REQUIREMENT
Based on the entries below, how many lines contain the word "Match"? Respond with only the number.

RECORDS TO PROCESS
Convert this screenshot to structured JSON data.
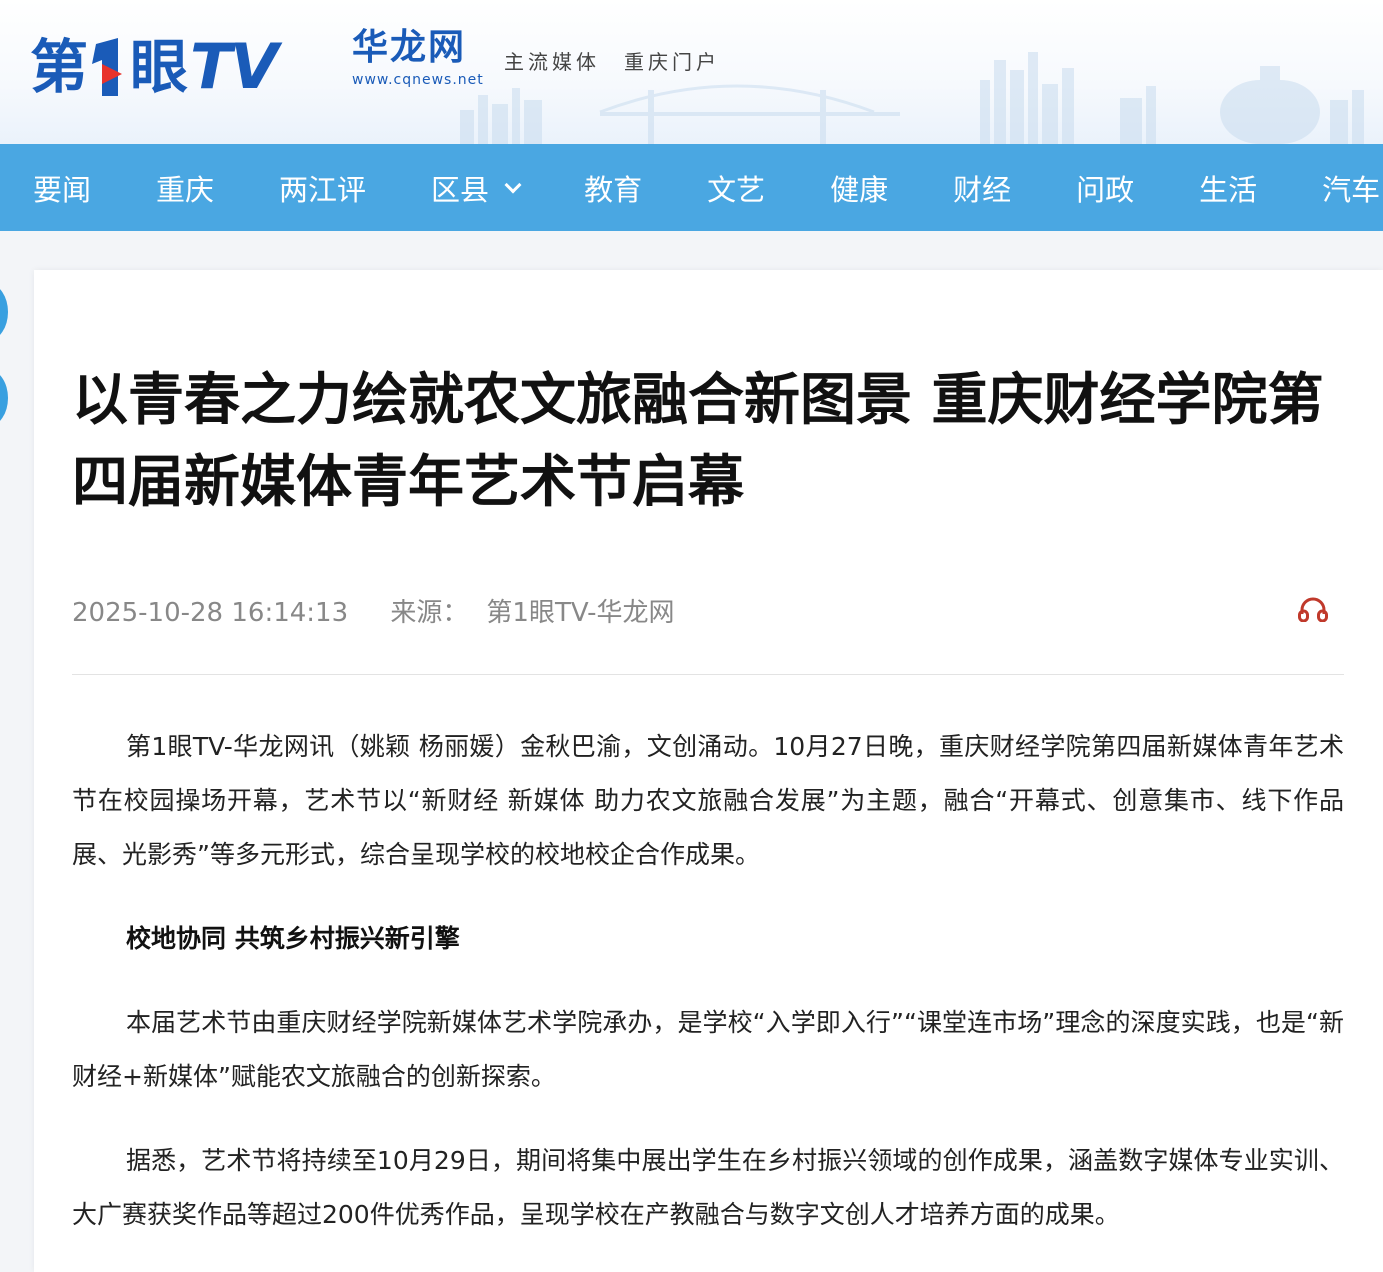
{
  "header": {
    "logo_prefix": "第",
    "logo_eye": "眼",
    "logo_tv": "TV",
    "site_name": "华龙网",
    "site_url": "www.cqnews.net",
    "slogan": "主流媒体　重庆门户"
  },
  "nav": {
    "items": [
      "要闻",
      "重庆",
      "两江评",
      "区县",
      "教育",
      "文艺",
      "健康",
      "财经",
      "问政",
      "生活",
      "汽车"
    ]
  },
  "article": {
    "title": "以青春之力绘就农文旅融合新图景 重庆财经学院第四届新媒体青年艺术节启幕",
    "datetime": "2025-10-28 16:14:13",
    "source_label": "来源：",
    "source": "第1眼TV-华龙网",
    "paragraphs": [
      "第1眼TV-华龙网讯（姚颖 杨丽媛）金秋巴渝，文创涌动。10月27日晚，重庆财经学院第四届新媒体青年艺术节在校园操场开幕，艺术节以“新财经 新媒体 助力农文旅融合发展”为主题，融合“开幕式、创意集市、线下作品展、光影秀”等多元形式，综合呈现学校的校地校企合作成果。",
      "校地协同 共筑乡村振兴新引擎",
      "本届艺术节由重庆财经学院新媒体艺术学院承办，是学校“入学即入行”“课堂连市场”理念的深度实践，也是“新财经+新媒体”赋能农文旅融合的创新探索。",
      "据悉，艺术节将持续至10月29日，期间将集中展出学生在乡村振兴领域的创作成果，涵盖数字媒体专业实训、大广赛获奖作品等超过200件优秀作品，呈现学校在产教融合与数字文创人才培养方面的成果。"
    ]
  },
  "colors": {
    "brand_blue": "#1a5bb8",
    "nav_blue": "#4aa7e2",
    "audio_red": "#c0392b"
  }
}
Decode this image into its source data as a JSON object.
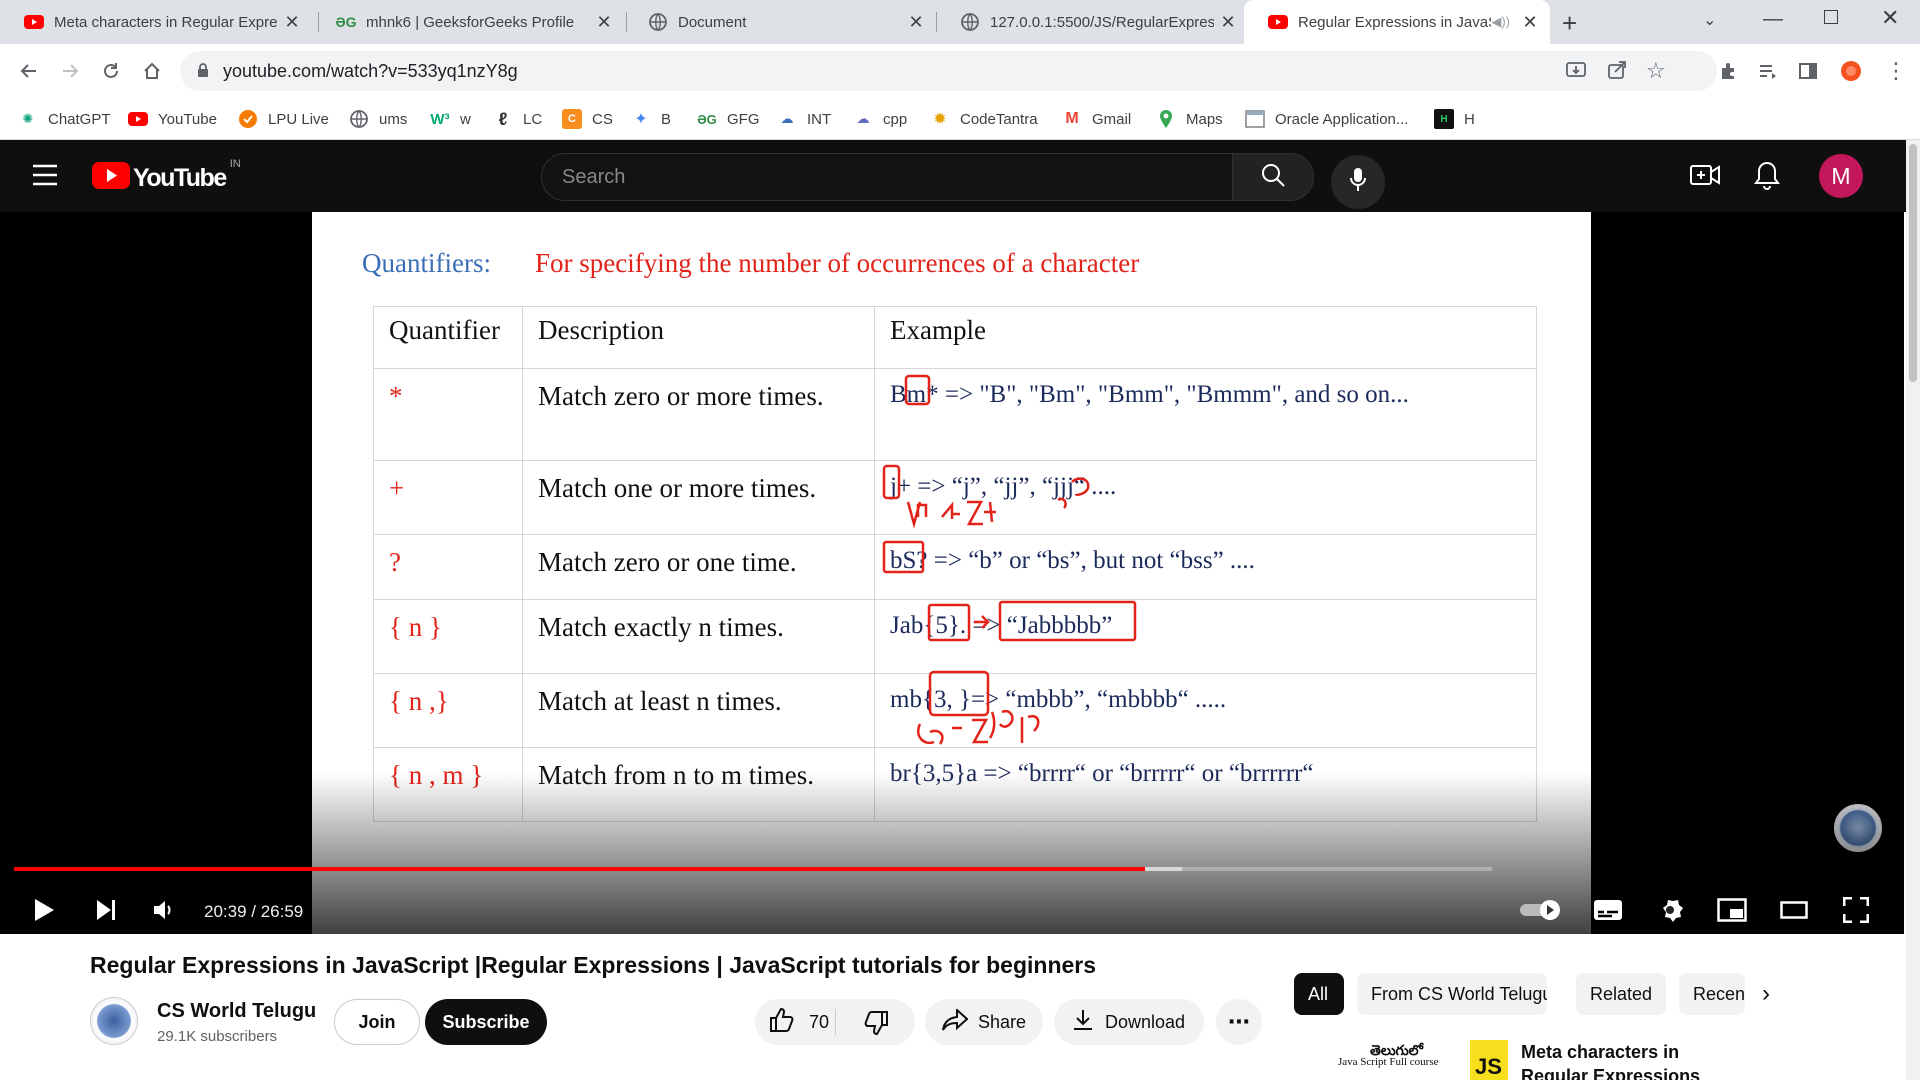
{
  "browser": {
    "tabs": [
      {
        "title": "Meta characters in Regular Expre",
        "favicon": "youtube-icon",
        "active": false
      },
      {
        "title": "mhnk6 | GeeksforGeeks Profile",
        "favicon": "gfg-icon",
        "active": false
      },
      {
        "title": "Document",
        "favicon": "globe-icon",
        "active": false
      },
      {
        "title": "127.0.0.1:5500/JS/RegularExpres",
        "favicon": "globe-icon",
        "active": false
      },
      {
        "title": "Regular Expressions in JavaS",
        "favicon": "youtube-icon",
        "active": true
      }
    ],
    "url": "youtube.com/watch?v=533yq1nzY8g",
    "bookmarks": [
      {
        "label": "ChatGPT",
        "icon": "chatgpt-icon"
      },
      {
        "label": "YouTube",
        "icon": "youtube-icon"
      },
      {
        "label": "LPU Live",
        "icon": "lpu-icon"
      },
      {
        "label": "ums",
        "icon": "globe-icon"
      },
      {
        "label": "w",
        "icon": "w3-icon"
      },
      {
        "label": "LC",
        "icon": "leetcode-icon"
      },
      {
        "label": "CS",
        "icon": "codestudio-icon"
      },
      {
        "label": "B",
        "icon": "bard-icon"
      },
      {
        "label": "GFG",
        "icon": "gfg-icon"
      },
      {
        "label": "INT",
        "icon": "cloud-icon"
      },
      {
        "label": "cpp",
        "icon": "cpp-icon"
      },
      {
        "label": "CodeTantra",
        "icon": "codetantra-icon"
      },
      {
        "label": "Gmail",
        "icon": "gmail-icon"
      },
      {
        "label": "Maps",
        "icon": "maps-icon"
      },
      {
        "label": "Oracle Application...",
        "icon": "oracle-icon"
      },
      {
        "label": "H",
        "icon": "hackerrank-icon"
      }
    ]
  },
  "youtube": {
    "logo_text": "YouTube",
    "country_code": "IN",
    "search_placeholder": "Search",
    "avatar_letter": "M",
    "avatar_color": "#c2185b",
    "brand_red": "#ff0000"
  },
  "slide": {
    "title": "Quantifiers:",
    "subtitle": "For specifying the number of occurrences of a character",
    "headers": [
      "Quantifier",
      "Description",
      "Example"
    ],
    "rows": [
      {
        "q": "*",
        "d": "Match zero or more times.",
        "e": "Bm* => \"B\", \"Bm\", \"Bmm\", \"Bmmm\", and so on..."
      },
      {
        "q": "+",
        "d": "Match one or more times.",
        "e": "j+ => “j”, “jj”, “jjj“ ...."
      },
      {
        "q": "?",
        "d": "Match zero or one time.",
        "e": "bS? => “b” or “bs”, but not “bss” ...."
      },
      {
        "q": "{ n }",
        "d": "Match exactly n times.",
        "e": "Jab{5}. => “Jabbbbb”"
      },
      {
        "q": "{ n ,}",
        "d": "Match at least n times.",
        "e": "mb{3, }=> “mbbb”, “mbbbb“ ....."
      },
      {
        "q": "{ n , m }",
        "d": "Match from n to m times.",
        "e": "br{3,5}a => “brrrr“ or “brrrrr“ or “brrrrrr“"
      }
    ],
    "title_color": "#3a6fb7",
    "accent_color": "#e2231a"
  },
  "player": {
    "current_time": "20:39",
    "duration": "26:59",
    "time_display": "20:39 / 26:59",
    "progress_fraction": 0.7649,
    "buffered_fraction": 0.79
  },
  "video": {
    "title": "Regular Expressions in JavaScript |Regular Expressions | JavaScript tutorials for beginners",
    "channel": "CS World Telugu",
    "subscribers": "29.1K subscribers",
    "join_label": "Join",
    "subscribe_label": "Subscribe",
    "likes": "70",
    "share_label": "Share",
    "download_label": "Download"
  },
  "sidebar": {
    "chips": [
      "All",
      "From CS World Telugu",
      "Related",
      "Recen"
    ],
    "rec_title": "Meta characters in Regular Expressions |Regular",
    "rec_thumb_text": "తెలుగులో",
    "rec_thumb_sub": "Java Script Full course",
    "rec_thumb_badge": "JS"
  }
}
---
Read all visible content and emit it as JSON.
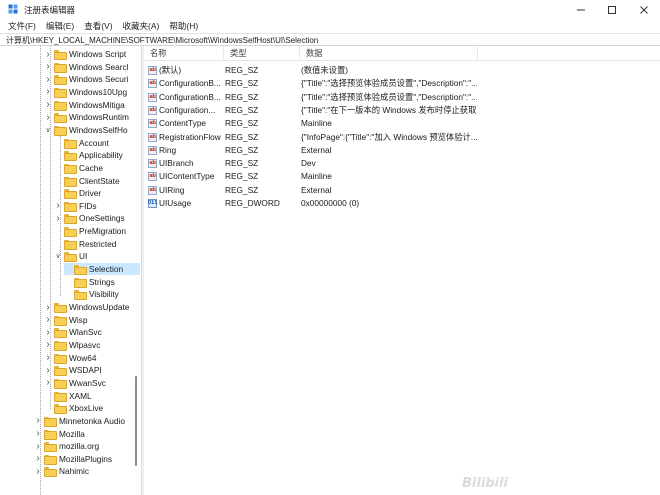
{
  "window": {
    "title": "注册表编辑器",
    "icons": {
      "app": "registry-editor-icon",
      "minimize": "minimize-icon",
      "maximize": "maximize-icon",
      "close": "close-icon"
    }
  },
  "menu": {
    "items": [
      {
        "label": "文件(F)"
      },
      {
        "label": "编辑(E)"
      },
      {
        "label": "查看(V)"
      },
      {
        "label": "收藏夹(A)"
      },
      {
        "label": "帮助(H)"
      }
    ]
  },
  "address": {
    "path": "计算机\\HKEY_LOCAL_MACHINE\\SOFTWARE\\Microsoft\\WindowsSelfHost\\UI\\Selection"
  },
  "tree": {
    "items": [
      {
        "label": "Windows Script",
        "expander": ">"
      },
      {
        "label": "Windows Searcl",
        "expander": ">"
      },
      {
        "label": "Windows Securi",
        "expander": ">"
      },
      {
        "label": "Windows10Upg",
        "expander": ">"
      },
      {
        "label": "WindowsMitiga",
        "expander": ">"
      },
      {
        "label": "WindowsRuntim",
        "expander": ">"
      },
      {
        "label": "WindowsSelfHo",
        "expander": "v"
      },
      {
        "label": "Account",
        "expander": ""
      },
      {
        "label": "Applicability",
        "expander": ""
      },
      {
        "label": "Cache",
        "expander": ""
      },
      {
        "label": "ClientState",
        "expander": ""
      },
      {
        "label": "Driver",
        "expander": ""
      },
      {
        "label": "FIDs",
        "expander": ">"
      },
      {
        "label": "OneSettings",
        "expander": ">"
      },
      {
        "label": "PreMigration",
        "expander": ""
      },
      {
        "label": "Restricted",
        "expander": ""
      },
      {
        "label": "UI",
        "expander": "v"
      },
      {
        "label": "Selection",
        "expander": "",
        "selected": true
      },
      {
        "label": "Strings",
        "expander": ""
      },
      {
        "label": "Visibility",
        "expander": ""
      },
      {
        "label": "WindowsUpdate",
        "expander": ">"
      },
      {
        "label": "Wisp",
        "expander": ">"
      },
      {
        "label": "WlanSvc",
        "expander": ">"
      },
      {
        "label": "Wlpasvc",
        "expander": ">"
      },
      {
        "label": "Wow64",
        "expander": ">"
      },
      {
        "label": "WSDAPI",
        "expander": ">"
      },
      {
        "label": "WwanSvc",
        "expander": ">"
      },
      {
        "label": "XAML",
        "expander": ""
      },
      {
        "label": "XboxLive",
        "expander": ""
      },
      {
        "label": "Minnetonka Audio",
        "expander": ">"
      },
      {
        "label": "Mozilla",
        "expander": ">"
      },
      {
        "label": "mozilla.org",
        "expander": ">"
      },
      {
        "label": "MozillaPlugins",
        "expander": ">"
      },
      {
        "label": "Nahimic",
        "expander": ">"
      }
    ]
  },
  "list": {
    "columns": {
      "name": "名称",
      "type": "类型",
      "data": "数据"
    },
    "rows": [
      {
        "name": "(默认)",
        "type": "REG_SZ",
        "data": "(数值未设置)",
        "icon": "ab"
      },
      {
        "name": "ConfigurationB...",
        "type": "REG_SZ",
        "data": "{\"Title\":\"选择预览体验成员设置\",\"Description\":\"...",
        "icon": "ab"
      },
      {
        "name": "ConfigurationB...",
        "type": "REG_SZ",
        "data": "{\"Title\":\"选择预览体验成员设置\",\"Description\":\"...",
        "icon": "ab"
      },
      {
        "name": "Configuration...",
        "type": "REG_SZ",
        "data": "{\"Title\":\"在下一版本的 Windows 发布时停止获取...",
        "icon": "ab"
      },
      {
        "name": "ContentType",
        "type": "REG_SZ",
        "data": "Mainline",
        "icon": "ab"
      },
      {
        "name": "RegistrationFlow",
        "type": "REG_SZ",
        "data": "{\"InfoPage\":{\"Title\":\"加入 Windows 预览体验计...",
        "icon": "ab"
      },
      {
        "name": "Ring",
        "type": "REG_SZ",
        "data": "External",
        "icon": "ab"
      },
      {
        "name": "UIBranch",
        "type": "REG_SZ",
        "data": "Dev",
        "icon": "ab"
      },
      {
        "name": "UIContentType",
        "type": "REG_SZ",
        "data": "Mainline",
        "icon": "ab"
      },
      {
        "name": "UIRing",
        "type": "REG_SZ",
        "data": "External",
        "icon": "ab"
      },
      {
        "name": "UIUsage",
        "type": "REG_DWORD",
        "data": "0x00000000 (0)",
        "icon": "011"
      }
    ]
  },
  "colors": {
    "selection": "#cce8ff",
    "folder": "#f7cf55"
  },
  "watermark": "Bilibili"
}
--
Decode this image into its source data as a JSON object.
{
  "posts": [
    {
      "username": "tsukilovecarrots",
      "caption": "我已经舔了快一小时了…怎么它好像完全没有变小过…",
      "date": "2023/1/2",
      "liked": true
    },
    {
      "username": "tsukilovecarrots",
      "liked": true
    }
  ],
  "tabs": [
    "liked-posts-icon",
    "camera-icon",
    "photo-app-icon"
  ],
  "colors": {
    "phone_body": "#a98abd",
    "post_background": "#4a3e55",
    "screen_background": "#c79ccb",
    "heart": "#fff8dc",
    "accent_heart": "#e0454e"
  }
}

SOLUTION
6